The simple answer to this question is yes — and no. Actually, the Bible is quite clear on how we should live, but it is not simple.
This fact impacts Paul’s instruction to Timothy as he encourages the young pastor to “be diligent to present yourself to God.
…” (2 Timothy 2:15). In similar manner, all believers must be diligent students of God’s word as we seek to live for his glory.
Thankfully, our Lord has not left us to wonder how we should think concerning guilt. Turning to the New Testament, we find clear words: “For godly grief produces a repentance that leads to salvation without regret, whereas worldly grief produces death” (2 Corinthians 7:10).
Guilt brings grief to our lives. Seeing ourselves as God shows us we are — sinners who have offended a Holy God — we understand our need of a Savior. Through repentance of our sin we receive forgiveness from the Lord. As followers of Christ we continue to benefit from guilt leading us back to repentance each time we choose sin over righteousness.

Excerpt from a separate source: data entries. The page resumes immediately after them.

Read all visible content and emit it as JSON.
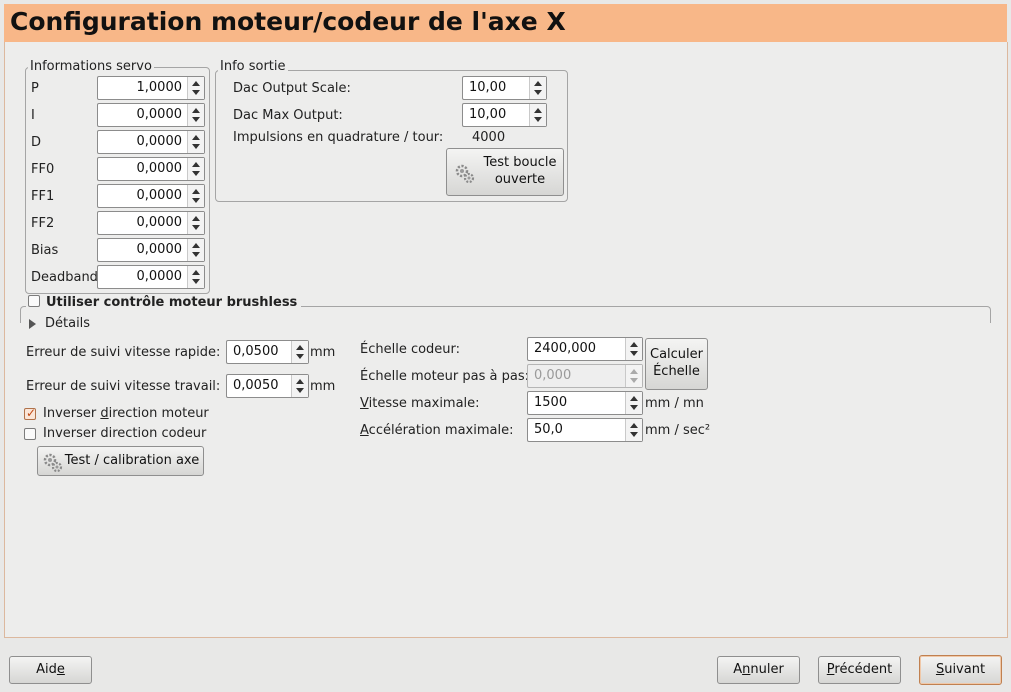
{
  "window": {
    "title": "Configuration moteur/codeur de l'axe X"
  },
  "servo": {
    "label": "Informations servo",
    "rows": [
      {
        "label": "P",
        "value": "1,0000"
      },
      {
        "label": "I",
        "value": "0,0000"
      },
      {
        "label": "D",
        "value": "0,0000"
      },
      {
        "label": "FF0",
        "value": "0,0000"
      },
      {
        "label": "FF1",
        "value": "0,0000"
      },
      {
        "label": "FF2",
        "value": "0,0000"
      },
      {
        "label": "Bias",
        "value": "0,0000"
      },
      {
        "label": "Deadband",
        "value": "0,0000"
      }
    ]
  },
  "output": {
    "label": "Info sortie",
    "dac_scale_label": "Dac Output Scale:",
    "dac_scale_value": "10,00",
    "dac_max_label": "Dac Max Output:",
    "dac_max_value": "10,00",
    "pulses_label": "Impulsions en quadrature / tour:",
    "pulses_value": "4000",
    "open_loop_button": {
      "line1": "Test boucle",
      "line2": "ouverte"
    }
  },
  "brushless": {
    "checkbox_label": "Utiliser contrôle moteur brushless",
    "checked": false,
    "details_label": "Détails"
  },
  "following_error": {
    "rapid_label": "Erreur de suivi vitesse rapide:",
    "rapid_value": "0,0500",
    "rapid_unit": "mm",
    "work_label": "Erreur de suivi vitesse travail:",
    "work_value": "0,0050",
    "work_unit": "mm"
  },
  "direction": {
    "invert_motor_label_a": "Inverser ",
    "invert_motor_label_b": "d",
    "invert_motor_label_c": "irection moteur",
    "invert_motor_checked": true,
    "invert_encoder_label": "Inverser direction codeur",
    "invert_encoder_checked": false,
    "test_axis_button": "Test / calibration axe"
  },
  "scale": {
    "encoder_label": "Échelle codeur:",
    "encoder_value": "2400,000",
    "stepper_label": "Échelle moteur pas à pas:",
    "stepper_value": "0,000",
    "calc_button": {
      "line1": "Calculer",
      "line2": "Échelle"
    },
    "max_speed_label_a": "V",
    "max_speed_label_b": "itesse maximale:",
    "max_speed_value": "1500",
    "max_speed_unit": "mm / mn",
    "max_accel_label_a": "A",
    "max_accel_label_b": "ccélération maximale:",
    "max_accel_value": "50,0",
    "max_accel_unit": "mm / sec²"
  },
  "footer": {
    "help_a": "Aid",
    "help_b": "e",
    "help_c": "",
    "cancel_a": "A",
    "cancel_b": "n",
    "cancel_c": "nuler",
    "prev_a": "",
    "prev_b": "P",
    "prev_c": "récédent",
    "next_a": "",
    "next_b": "S",
    "next_c": "uivant"
  },
  "colors": {
    "header_bg": "#f8b788",
    "accent": "#c04a14"
  }
}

In contrast, worldly grief comes from guilt which is arbitrarily founded rather than from the truth God has revealed. This brings us to utter hopelessness or causes a hardness of our hearts which leads to death. A poignant biblical comparison of godly versus worldly grief is the difference between Peter’s guilt, repentance and restoration after he denied knowing Jesus during Jesus’ arrest and trial, and Judas’ guilt, fear and suicide following his betrayal of Jesus.
Admitting we are guilty sinners leads us to repentance to God in which we receive his forgiveness, the removal of that guilt and the blessed freedom to live for his glory enjoying his wonderful promises.
The Rev. Justin Hoye, St. Patrick Catholic Church:
Not necessarily. It exists within our power, Christian or otherwise, to embrace guilt as something so linked with us that we decline to relinquish it. It is a terrifying thought. We might refuse the removal, the expiation, of our guilt out of pride or fear.
Guilt is the inner fruit of sin, an awareness of our transgression. It implicates us in not being who we should be and convicts us of having made a decision against God.
In “The Gay Science,” Friedrich Nietzsche submitted: “Better to remain guilty than to pay with a coin that bears not our image.” He suggested that contrition was a dehumanizing exercise for an autonomous being.
But contrition is the invocation of our own accusation and our own rejection of our own sin. It is our own image declaring our failure. A Christian would say this awareness is a movement of grace, the opening invitation of God to abandon what truly demeans.
The guilty need a savior, someone to forgive, expiate and reconcile. The Christian rejoices that this is done through the life, death and resurrection of Jesus Christ.
“But God proves his love for us in that while we were still sinners Christ died for us” (Romans 5:8).
Christians can respond to their guilt with repentance, or stubbornly resist God’s invitation to part from it.